CERF Activities Coordination and Implementation (80% of the time)
- • Supports coordination and implementation of CERF activities in Cunene, Huila, Namibe, Huambo, Benguela and Cuanza Sul provinces, promoting inter-agency and inter-sector emergency coordination activities in the field.
- • Supports UN humanitarian response, in alignment with the Drought Recovery Framework, Provincial Plans and in liaison with the key government sectors which CERF implementation will work with (Social Action, Health, WASH, Civil Protection, Agriculture).
- • Promotes provincial Government – UN – Civil Society humanitarian coordination meetings, including amongst involved provinces and taking care of linking with medium – long term strategies such as the Resilience Framework and Preparedness Plans for Risk Reduction.
- • Represents UN in inter-agency meetings with the Governments of the six Provinces beneficiaries of the intervention.
- • Support planning, operational, logistics on behalf of UN (at a field level) for joint UN activities. Plans and coordinates joint UN and government missions to programme implementation sites.
- • Monitors and reports to the RC and DMT Chair on the trends in needs and gaps across all sectors, particularly on nutrition, water, sanitation and hygiene, food security and agriculture, health, and protection.
- • As required, prepares and provides inputs to CERF reporting requirements, including brief notes and updates to the Resident Coordination System through DMT and to the Government. Support the agencies in preparing the interim report and the final report to CERF.
- • Supports further analysis of the situation, assessments on nutrition and food security and proposes adjustments to the response plan, if necessary. Proactively advises on key priorities from the field perspective.
Drought Recovery Plan (20% of the time)
- • Develop a short, medium to long-term recovery plan from the existing drought response framework (2018 – 2022) to address recuring drought situation in the region to augment resilience of local populations.
- • As part of recovery plan, provide clear development priorities and possible partnerships to increase investment for longer term development interventions in the affected provinces.
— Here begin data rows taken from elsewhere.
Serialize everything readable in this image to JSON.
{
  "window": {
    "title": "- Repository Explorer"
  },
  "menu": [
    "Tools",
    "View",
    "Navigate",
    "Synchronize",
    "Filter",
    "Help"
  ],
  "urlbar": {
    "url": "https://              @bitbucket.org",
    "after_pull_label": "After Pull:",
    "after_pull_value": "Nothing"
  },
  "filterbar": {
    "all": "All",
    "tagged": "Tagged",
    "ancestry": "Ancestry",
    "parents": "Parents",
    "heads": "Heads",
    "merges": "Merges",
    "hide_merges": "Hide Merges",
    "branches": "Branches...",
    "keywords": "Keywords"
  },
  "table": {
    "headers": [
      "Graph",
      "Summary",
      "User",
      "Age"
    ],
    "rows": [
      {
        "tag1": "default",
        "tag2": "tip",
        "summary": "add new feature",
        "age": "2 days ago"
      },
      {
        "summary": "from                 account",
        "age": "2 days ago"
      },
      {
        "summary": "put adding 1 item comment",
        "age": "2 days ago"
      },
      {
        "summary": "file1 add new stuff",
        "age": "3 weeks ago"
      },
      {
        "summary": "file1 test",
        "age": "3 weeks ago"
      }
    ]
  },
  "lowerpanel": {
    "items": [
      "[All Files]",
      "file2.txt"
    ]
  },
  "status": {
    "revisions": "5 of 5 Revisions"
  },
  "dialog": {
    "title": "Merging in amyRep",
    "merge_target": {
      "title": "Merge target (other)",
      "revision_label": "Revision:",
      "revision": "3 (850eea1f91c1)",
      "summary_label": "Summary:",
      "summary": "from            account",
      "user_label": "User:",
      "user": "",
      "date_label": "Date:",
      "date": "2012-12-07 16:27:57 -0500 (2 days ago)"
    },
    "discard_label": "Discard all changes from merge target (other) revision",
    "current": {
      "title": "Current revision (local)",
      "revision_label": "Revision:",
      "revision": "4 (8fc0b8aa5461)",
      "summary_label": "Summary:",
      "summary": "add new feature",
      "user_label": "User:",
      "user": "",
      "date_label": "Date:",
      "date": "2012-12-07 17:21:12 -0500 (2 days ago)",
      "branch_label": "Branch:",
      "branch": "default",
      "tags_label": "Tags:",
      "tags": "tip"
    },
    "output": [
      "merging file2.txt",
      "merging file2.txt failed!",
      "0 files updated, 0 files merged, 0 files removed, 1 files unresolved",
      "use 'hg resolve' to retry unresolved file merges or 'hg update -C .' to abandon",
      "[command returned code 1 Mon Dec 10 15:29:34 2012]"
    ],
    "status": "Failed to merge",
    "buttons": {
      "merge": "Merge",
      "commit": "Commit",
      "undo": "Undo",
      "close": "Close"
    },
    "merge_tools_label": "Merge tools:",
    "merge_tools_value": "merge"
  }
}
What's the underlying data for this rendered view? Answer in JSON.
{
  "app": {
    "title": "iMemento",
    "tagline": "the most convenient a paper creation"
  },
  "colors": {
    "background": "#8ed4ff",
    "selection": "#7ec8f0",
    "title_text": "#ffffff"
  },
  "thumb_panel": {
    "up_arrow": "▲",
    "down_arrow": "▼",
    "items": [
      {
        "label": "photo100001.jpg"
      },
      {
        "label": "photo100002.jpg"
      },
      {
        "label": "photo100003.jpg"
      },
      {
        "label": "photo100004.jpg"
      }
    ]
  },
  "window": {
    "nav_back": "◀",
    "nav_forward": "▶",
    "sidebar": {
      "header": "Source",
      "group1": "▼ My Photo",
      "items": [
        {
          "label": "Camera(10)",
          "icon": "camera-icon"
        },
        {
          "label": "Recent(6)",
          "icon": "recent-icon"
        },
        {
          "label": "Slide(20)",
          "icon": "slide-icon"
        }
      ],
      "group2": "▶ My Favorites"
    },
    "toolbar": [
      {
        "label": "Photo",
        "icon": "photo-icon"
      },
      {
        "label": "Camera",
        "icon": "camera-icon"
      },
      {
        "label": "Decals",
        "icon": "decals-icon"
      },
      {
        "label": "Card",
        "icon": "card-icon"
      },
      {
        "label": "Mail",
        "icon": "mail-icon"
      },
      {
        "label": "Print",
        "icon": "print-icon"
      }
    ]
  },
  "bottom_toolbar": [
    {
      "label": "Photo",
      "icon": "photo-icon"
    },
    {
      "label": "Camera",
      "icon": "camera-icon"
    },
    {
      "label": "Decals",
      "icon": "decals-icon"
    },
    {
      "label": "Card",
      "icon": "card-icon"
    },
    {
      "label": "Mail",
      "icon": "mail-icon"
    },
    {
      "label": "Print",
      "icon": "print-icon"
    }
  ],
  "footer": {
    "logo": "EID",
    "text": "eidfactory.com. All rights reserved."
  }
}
How to apply
Email firstname.lastname@example.org & email@example.com with your CV if interested.